(Stored dataset items)

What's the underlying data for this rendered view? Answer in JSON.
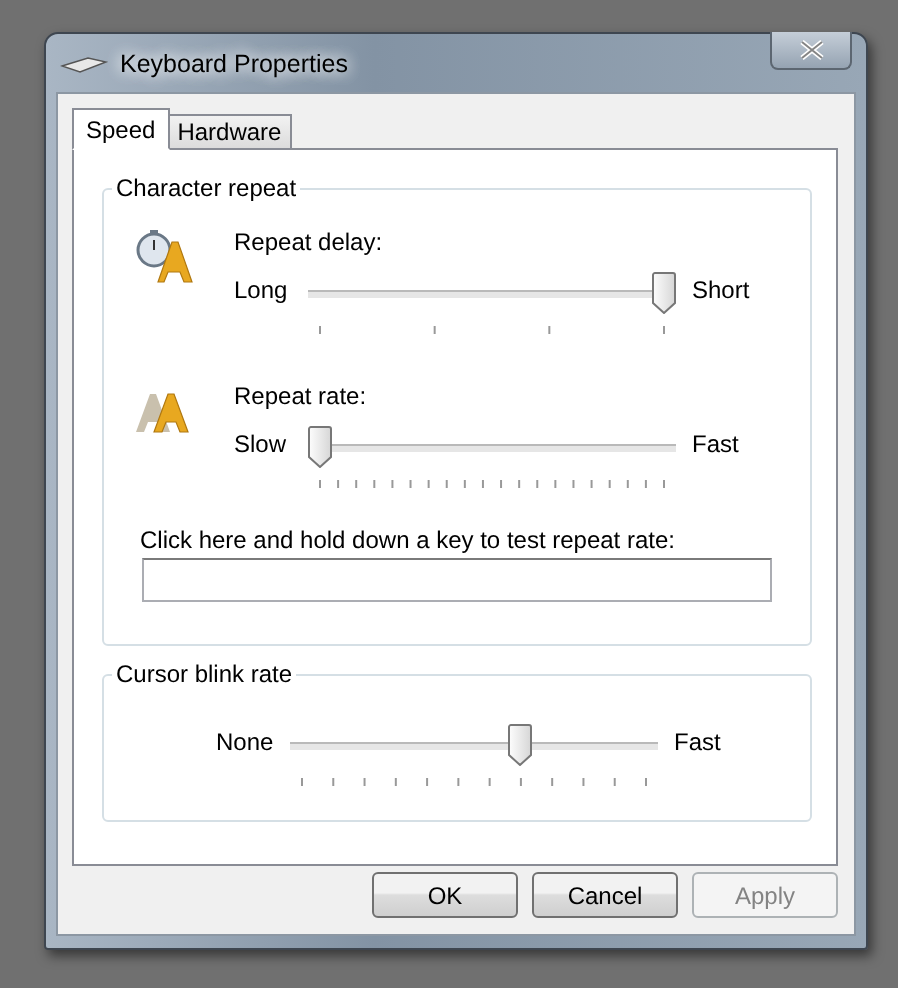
{
  "window": {
    "title": "Keyboard Properties"
  },
  "tabs": [
    {
      "label": "Speed",
      "selected": true
    },
    {
      "label": "Hardware",
      "selected": false
    }
  ],
  "character_repeat": {
    "title": "Character repeat",
    "sliders": [
      {
        "kind": "delay",
        "label": "Repeat delay:",
        "min_label": "Long",
        "max_label": "Short",
        "level": 1
      },
      {
        "kind": "rate",
        "label": "Repeat rate:",
        "min_label": "Slow",
        "max_label": "Fast",
        "level": 0
      }
    ],
    "test": {
      "label": "Click here and hold down a key to test repeat rate:"
    }
  },
  "cursor_blink": {
    "title": "Cursor blink rate",
    "slider": {
      "kind": "blink",
      "min_label": "None",
      "max_label": "Fast",
      "level": 0.636
    }
  },
  "buttons": [
    {
      "label": "OK",
      "disabled": false
    },
    {
      "label": "Cancel",
      "disabled": false
    },
    {
      "label": "Apply",
      "disabled": true
    }
  ]
}
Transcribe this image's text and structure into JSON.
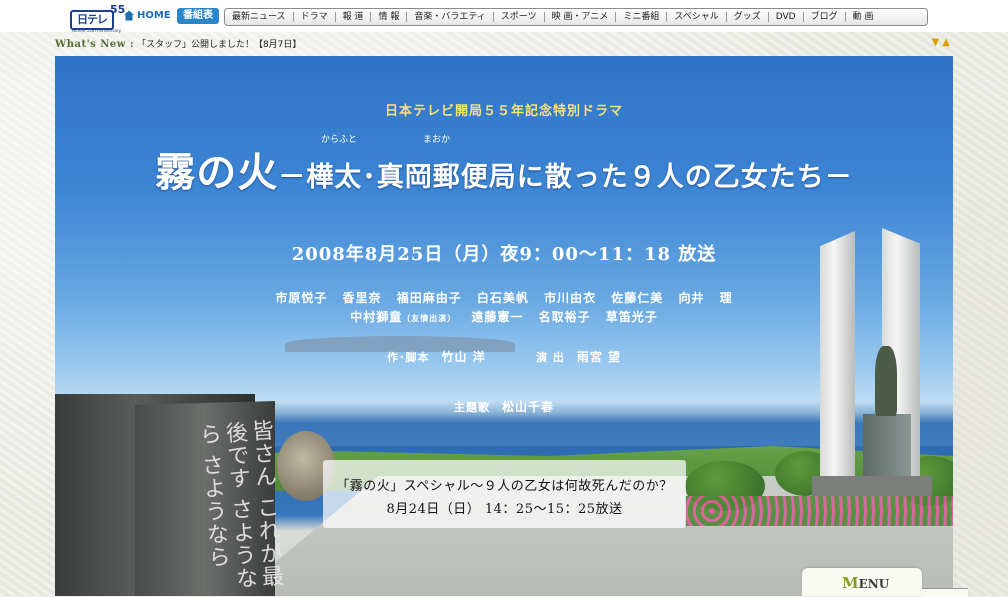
{
  "header": {
    "logo_text": "日テレ",
    "logo_number": "55",
    "logo_sub": "Nittele 55th Anniversary",
    "home_label": "HOME",
    "bangumi_label": "番組表",
    "nav_items": [
      "最新ニュース",
      "ドラマ",
      "報 道",
      "情 報",
      "音楽・バラエティ",
      "スポーツ",
      "映 画・アニメ",
      "ミニ番組",
      "スペシャル",
      "グッズ",
      "DVD",
      "ブログ",
      "動 画"
    ]
  },
  "whats_new": {
    "label": "What's New :",
    "text": "「スタッフ」公開しました！【8月7日】",
    "arrows": "▼▲"
  },
  "banner": {
    "subtitle": "日本テレビ開局５５年記念特別ドラマ",
    "title_main": "霧の火",
    "title_sub": "－樺太･真岡郵便局に散った９人の乙女たち－",
    "ruby_1": "からふと",
    "ruby_2": "まおか",
    "broadcast": "2008年8月25日（月）夜9：00～11：18 放送",
    "cast_line1": "市原悦子 香里奈 福田麻由子 白石美帆 市川由衣 佐藤仁美 向井 理",
    "cast_line2_a": "中村獅童",
    "cast_line2_note": "（友情出演）",
    "cast_line2_b": "遠藤憲一 名取裕子 草笛光子",
    "writer_label": "作･脚本",
    "writer": "竹山 洋",
    "director_label": "演 出",
    "director": "雨宮 望",
    "theme_label": "主題歌",
    "theme_singer": "松山千春",
    "monument_inscription": "皆さん これが最後です さようなら さようなら"
  },
  "special": {
    "line1": "「霧の火」スペシャル～９人の乙女は何故死んだのか？",
    "line2": "8月24日（日） 14：25～15：25放送"
  },
  "menu_tab": {
    "initial": "M",
    "rest": "ENU"
  }
}
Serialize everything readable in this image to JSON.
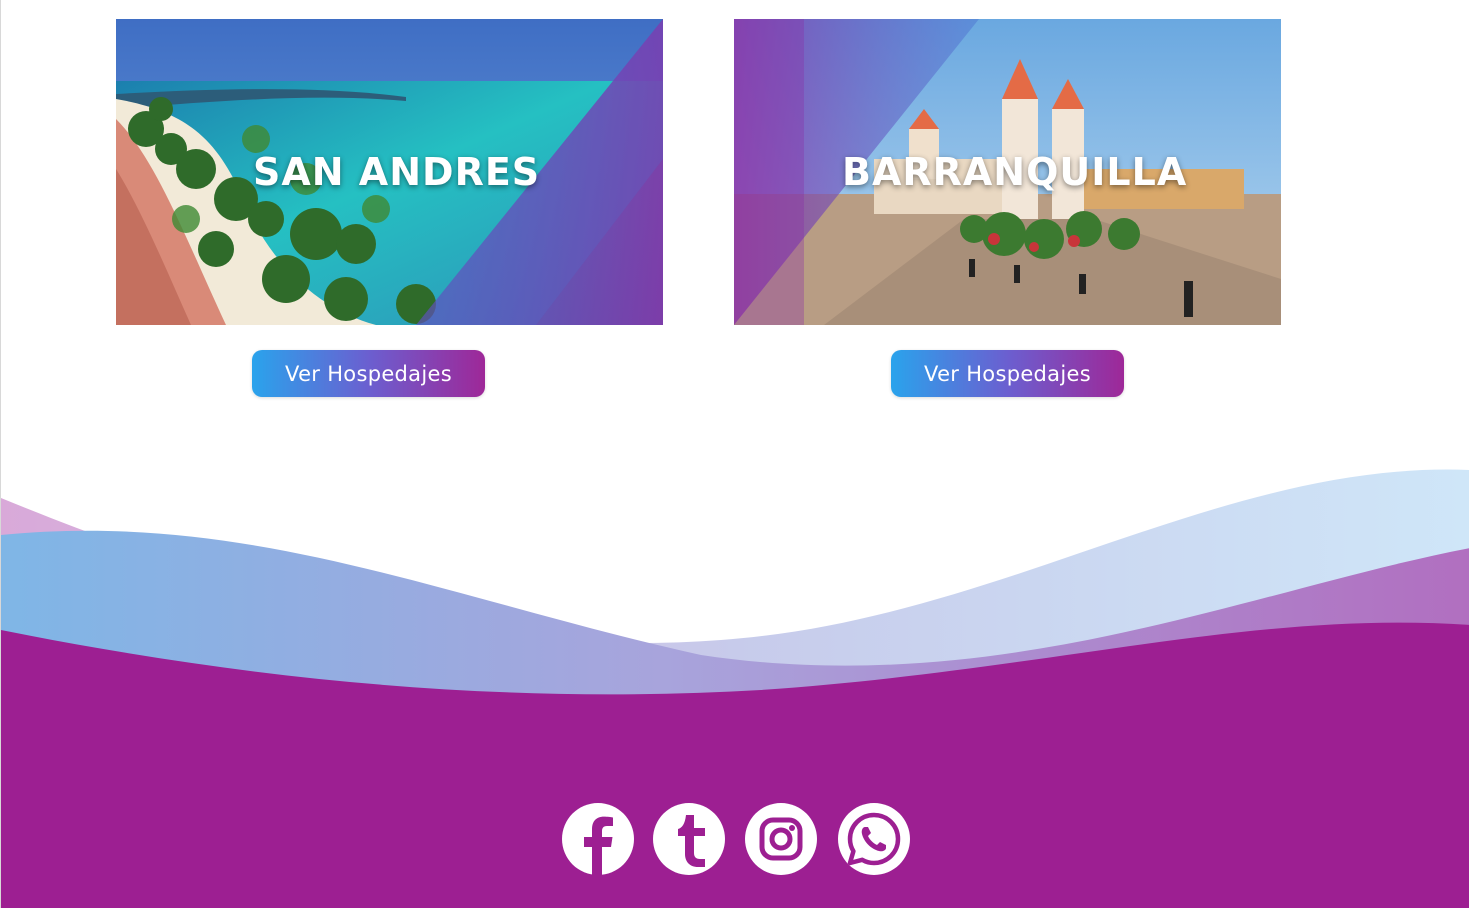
{
  "destinations": [
    {
      "title": "SAN ANDRES",
      "button_label": "Ver Hospedajes"
    },
    {
      "title": "BARRANQUILLA",
      "button_label": "Ver Hospedajes"
    }
  ],
  "footer": {
    "background_color": "#9d1f92",
    "social_icons": [
      "facebook-icon",
      "tumblr-icon",
      "instagram-icon",
      "whatsapp-icon"
    ]
  },
  "colors": {
    "accent_blue": "#2aa3ec",
    "accent_purple": "#9e2898"
  }
}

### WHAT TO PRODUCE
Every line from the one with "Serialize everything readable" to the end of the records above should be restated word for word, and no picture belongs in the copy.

### RESPONSE BOX
Serialize everything readable in this image to JSON.
{
  "destinations": [
    {
      "title": "SAN ANDRES",
      "button_label": "Ver Hospedajes"
    },
    {
      "title": "BARRANQUILLA",
      "button_label": "Ver Hospedajes"
    }
  ],
  "footer": {
    "background_color": "#9d1f92",
    "social_icons": [
      "facebook-icon",
      "tumblr-icon",
      "instagram-icon",
      "whatsapp-icon"
    ]
  },
  "colors": {
    "accent_blue": "#2aa3ec",
    "accent_purple": "#9e2898"
  }
}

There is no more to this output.